**YOUR OBJECTIVE:** Restate each entry word for word. Keep every detail intact.

**SOURCE RECORDS:**
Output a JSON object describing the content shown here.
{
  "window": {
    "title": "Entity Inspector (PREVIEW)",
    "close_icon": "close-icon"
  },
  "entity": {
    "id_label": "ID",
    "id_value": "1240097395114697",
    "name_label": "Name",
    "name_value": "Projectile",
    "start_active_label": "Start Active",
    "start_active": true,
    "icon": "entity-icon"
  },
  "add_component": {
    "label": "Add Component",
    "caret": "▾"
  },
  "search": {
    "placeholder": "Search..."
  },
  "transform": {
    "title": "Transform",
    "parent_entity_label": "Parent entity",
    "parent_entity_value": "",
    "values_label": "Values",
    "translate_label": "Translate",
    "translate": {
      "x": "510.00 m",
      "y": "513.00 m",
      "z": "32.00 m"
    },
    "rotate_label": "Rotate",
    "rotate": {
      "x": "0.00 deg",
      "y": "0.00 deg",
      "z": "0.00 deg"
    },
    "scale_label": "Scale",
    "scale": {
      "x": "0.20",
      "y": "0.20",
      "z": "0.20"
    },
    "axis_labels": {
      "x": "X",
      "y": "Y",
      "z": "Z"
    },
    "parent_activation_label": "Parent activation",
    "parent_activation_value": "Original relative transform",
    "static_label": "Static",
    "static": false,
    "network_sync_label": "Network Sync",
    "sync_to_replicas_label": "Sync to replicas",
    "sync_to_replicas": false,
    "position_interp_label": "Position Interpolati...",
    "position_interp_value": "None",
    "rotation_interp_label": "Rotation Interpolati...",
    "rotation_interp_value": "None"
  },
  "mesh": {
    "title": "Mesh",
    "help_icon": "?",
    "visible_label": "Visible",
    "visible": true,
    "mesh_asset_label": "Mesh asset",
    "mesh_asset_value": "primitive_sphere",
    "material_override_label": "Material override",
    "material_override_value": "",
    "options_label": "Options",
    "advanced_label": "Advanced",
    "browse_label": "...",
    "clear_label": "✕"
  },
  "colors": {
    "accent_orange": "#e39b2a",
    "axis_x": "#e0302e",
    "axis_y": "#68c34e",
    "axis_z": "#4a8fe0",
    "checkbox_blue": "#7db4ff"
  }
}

**RESPONSE BOX:**
Output a JSON object describing the content shown here.
{
  "window": {
    "title": "Entity Inspector (PREVIEW)",
    "close_icon": "close-icon"
  },
  "entity": {
    "id_label": "ID",
    "id_value": "1240097395114697",
    "name_label": "Name",
    "name_value": "Projectile",
    "start_active_label": "Start Active",
    "start_active": true,
    "icon": "entity-icon"
  },
  "add_component": {
    "label": "Add Component",
    "caret": "▾"
  },
  "search": {
    "placeholder": "Search..."
  },
  "transform": {
    "title": "Transform",
    "parent_entity_label": "Parent entity",
    "parent_entity_value": "",
    "values_label": "Values",
    "translate_label": "Translate",
    "translate": {
      "x": "510.00 m",
      "y": "513.00 m",
      "z": "32.00 m"
    },
    "rotate_label": "Rotate",
    "rotate": {
      "x": "0.00 deg",
      "y": "0.00 deg",
      "z": "0.00 deg"
    },
    "scale_label": "Scale",
    "scale": {
      "x": "0.20",
      "y": "0.20",
      "z": "0.20"
    },
    "axis_labels": {
      "x": "X",
      "y": "Y",
      "z": "Z"
    },
    "parent_activation_label": "Parent activation",
    "parent_activation_value": "Original relative transform",
    "static_label": "Static",
    "static": false,
    "network_sync_label": "Network Sync",
    "sync_to_replicas_label": "Sync to replicas",
    "sync_to_replicas": false,
    "position_interp_label": "Position Interpolati...",
    "position_interp_value": "None",
    "rotation_interp_label": "Rotation Interpolati...",
    "rotation_interp_value": "None"
  },
  "mesh": {
    "title": "Mesh",
    "help_icon": "?",
    "visible_label": "Visible",
    "visible": true,
    "mesh_asset_label": "Mesh asset",
    "mesh_asset_value": "primitive_sphere",
    "material_override_label": "Material override",
    "material_override_value": "",
    "options_label": "Options",
    "advanced_label": "Advanced",
    "browse_label": "...",
    "clear_label": "✕"
  },
  "colors": {
    "accent_orange": "#e39b2a",
    "axis_x": "#e0302e",
    "axis_y": "#68c34e",
    "axis_z": "#4a8fe0",
    "checkbox_blue": "#7db4ff"
  }
}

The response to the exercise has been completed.